Mother's Day For Blended Families

The Blended Life:  How to handle Mother’s Day as a Blended Family

“I remember my mother’s prayers and they have always followed me.  They have clung to me all my life.”   Abraham Lincoln

On May 9, 1914, President Woodrow Wilson issued a presidential proclamation that officially established the first national Mother’s Day holiday to celebrate America’s mothers.  Each May, families come together to honor the women who have served, nurtured and shaped their lives. 

When divorce is a chapter within a family’s story, the celebration can become more challenging to navigate.  Communication is a vital ingredient in defining expectations, shaping rituals, considering schedules, and organizing celebrations.

Children understand and experience the biblical call to honor when a divorced parent supports a child buying or making a card and/or gift.  To make this sacrifice communicates to a child that their relationship with their mother is an important relationship and one worth honoring.  

In my practice as a therapist, I’ve often found children afraid to ask a father to drive him to purchase a card or gift, for fear that his father’s history with his mother will stir emotions and illicit a negative response.  Children thrive in the safety and freedom of having relationship with both parents.  

Children experience this safety when they are in the presence of both parents (at holidays, visitation exchanges, at school or extracurricular events) and both are willing to set aside history to support and be present for a child. 

 Ideas for kids to honor Mom on Mother’s Day:

  1. Be creative.  While moms love flowers, gift cards and manicures, the items that last and are the most memorable are hand written cards and gifts that have meaning. 
  2. Take pictures.  It’s hard to believe it now, but you’ll grow into an adult in the not so far away future and your mom will treasure photographs of you at the different stages of your life.  Consider fun and funny poses holding signs with messages for your mom.  
  3. Pancakes and Movies.  Moms love a day off from meal preparation.  Consider bringing her breakfast in bed and then surprise her with a video.  Record yourself telling two of your favorite memories involving your mom, along with some of the things you love most about her.  She can watch the video any day she chooses beyond Mother’s Day. 

Ideas for kids to honor a Stepmom on Mother’s Day:

  1. Keep in mind that honoring your stepmom isn’t betraying loyalty to your mom.  You are simply acknowledging her role as an important adult in your life.
  2. Consider writing your stepmom a card telling her about the role she has played in your life and her importance to you.
  3. With your dad’s help, make a scrapbook of photographs, artwork and memorabilia, that chronicle your history together. 

Ideas for divorced fathers on Mother’s Day:
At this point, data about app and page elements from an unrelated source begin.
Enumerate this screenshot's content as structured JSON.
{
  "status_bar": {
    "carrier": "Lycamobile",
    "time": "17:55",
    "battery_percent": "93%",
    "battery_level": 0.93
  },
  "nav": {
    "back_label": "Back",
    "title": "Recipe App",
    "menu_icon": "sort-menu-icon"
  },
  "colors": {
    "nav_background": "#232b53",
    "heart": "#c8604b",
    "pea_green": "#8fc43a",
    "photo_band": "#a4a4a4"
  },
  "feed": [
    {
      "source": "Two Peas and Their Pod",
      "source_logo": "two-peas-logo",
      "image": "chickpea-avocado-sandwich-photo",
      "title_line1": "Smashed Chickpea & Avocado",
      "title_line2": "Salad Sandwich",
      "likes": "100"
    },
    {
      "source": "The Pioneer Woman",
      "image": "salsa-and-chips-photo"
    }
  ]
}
  1. Support  (verbally, emotionally and experientially) your kids having a relationship with their mother.  Your history with their mother is your history and they need the space to have their own relationship with their mother. 
  2. Don’t wait for them to ask permission to purchase a card or gift.  Offer to take them to a store of their choice to buy a gift or supplies to make a gift.  
  3. Encourage them to celebrate their mother on Mother’s day and throughout the year.  Kids who have a strong, healthy, connected relationship with their mothers and fathers grow to be strong, healthy, relationally skilled adults.  
  4. Allow your children to have a voice in how they want to acknowledge Mother’s Day with their stepmom.  It’s important to let them voice feelings about extending that day to another person, as you guide them in acknowledging this new individual in their lives.